Looking back at that season and that transition was hard. I struggled with being able to reach out to those girls because I felt as though I had failed them because I had left. I prayed and I loved them from a far but my heart ached.
But thankful, if we press into Him, God doesn’t want to keep us in those places. And while I have wrestled with those feelings of failure God has been doing a deep work in me. A work based on understanding that if I did nothing but come to Him, that would be enough. That I don’t have to try and “succeed” but instead if I just love Him, love others and follow His lead then I am following Him in this life.
God began to dig up that I had always felt like a failure because I was always trying to live up to and earn His lavish gift of grace for me. I was trying to pay God back when I didn’t need to.
And as God has shown me this trying to succeed for Him part of me He brought me back to this period. This time of feeling like a failure and quietly said,
“You only failed at living up to your expectations. To me you did not fail, you did all I asked of you.”
And in one simple statement all my striving and my hurt and my failure melted away. I had done what God had asked of me in both the staying and the leaving. It had not looked as I had expected or wanted but I had been faithful to follow my King.

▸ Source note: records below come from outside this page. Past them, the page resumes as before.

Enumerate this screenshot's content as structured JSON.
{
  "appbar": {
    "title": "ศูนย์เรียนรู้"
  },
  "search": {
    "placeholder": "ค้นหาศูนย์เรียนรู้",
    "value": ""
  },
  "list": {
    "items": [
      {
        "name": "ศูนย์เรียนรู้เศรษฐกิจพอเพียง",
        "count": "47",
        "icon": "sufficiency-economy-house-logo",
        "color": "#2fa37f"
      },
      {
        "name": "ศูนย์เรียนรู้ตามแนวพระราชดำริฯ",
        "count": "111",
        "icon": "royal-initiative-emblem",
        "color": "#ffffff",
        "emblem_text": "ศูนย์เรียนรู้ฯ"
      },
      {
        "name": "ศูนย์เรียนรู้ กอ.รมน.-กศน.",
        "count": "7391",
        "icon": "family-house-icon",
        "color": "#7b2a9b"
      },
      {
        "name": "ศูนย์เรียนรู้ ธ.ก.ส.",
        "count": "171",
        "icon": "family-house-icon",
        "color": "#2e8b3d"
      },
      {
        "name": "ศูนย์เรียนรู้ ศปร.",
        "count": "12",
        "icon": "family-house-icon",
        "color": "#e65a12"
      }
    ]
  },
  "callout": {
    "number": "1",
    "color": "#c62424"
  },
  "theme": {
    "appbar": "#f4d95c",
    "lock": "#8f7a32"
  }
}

Often our view of failure is based on our own expectation and desires. I wanted to leave that church with everything tied up in a bow and better than when I arrived. But I left when God prompted; I left and had to trust He knew and cared for them more than me.
“Trust the Lord with all your heart, and don’t depend on your own understanding. Remember the Lord in all you do, and he will give you success.” Proverbs 3:5-6
We all deal with feelings of failure at times. Are you willing to allow God to show you the reason why? Sometimes we have failed and we have to get back up and try again but sometimes, our failure is only not living in reality.